person holding pillow heart

What Women Need to Know About Heart Disease

While overall awareness has increased, women still underestimate their cardiac risk, and heart disease remains the number one cause of death, taking the lives of one in three American women each year.

Most women don’t know their risk or that the signs of heart attack in women can sometimes be different or subtler than in men. The importance of prevention has never been greater.

A family history of cardiovascular disease is a leading risk factor. Other risk factors include smoking, diabetes, high blood pressure or high cholesterol, obesity and physical inactivity, all of which can be managed with an active and healthy lifestyle.

Symptoms of a heart attack are slightly different in women. Chest pain is the most common sign for men and women, however women are likely to experience additional symptoms unrelated to chest pain such as nausea, neck and arm pain, dizziness, shortness of breath or fatigue.

Also, women tend to minimize their symptoms. Generally, women are used to taking care of others and multitasking, so when experiencing out-of-the-ordinary pain, they are more likely to downplay it or disregard it as stress.

Furthermore, types of cardiovascular disease are more varied in women than in men and more difficult to detect. While coronary artery disease, which affects the heart’s blood vessels, is the most common heart disease found in women, females are also more likely than males to get microvascular disease, which affects small blood vessels.

Both men and women should pay special attention to their own heart risk. Speak with your doctor so you don’t wait to start that exercise regime, or add those heart-healthy omega-3 fatty acids to your diet. Start prevention early.

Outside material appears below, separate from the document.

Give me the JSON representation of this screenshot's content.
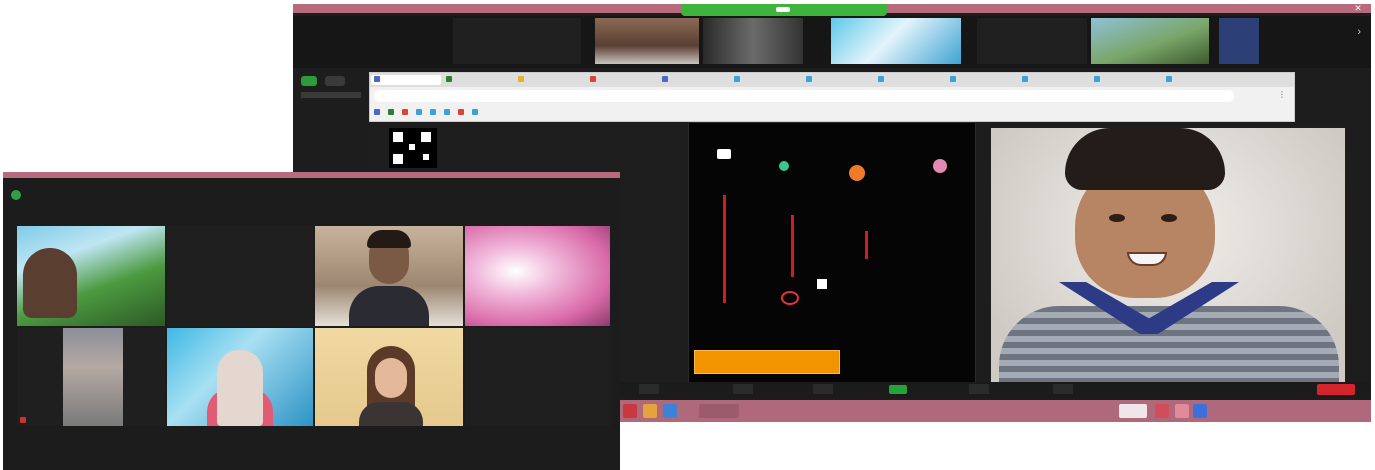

Knowing your numbers (blood pressure, cholesterol) while in your 20s and keeping those numbers at normal levels can decrease later risk.

Cardiac Disease Prevention

  • Know your family history.
  • Don’t smoke.
  • Exercise at least 30 minutes per day, five days per week (in accordance with your healthcare provider’s directives).
  • Eat less saturated fat and salt and opt for a balanced diet including fruits, lean protein and whole grains.

Concerned about your heart health? Schedule an appointment with your healthcare provider for a preventive care visit today.